Dataset entries
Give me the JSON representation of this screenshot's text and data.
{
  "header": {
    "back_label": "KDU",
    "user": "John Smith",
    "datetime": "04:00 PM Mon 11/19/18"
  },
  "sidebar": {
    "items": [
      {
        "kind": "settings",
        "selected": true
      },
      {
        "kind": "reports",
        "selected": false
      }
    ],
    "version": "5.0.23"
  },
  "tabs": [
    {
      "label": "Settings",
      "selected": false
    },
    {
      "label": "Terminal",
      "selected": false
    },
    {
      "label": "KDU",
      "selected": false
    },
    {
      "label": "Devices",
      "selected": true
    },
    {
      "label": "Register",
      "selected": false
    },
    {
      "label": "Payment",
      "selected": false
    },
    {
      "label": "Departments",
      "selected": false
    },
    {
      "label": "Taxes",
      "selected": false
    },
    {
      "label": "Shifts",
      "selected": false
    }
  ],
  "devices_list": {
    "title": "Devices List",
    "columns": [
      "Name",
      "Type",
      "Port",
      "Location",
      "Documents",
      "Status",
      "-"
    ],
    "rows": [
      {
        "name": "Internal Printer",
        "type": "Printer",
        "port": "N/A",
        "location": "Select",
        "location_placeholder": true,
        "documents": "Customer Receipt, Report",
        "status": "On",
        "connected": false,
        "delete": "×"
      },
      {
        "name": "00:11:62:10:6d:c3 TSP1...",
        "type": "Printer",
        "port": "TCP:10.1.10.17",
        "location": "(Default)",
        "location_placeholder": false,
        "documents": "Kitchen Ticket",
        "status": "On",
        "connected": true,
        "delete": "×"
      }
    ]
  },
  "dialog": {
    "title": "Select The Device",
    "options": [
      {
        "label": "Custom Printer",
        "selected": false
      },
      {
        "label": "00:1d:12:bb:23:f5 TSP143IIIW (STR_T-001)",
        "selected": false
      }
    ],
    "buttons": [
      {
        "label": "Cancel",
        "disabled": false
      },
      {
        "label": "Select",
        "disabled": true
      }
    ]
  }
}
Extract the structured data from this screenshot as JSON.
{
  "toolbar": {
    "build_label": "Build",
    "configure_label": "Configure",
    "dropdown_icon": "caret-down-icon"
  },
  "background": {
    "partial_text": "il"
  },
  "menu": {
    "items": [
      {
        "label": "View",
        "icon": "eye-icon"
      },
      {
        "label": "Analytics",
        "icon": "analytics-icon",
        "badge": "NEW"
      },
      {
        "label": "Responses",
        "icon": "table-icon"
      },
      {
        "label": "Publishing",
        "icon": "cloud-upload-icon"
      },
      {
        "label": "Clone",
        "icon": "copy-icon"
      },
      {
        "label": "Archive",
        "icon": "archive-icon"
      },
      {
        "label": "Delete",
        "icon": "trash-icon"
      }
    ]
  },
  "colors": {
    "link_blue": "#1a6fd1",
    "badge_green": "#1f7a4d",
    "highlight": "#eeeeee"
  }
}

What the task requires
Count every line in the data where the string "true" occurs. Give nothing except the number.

Solution to this problem
5